* Task objective
A complete response lists each line of the data below that includes the word "http".

----

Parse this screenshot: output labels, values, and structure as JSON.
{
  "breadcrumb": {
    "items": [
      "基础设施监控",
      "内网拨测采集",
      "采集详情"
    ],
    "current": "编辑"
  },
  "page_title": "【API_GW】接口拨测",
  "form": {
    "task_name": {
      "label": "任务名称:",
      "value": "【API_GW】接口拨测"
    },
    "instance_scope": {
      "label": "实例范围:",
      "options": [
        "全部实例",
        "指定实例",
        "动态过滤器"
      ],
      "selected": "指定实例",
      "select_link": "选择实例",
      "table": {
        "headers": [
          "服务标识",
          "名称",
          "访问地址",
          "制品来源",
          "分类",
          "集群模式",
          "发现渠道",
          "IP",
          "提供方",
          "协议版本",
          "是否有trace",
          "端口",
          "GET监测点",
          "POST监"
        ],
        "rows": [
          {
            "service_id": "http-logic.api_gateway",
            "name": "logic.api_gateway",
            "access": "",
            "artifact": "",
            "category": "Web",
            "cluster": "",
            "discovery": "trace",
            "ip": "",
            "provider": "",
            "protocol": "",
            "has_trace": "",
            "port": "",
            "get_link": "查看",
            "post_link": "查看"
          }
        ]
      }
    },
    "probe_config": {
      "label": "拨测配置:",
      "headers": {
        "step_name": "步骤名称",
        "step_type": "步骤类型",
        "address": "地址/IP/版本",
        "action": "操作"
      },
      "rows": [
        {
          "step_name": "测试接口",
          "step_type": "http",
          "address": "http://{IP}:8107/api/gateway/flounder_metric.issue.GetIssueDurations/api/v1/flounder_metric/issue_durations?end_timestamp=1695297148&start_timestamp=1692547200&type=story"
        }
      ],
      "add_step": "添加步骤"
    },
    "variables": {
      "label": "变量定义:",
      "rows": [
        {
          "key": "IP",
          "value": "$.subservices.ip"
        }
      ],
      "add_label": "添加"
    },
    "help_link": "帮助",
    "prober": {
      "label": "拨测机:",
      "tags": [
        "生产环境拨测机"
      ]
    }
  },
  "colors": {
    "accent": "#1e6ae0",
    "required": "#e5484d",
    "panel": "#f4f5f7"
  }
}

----

* Finished task
            "service_id": "http-logic.api_gateway",
          "step_type": "http",
          "address": "http://{IP}:8107/api/gateway/flounder_metric.issue.GetIssueDurations/api/v1/flounder_metric/issue_durations?end_timestamp=1695297148&start_timestamp=1692547200&type=story"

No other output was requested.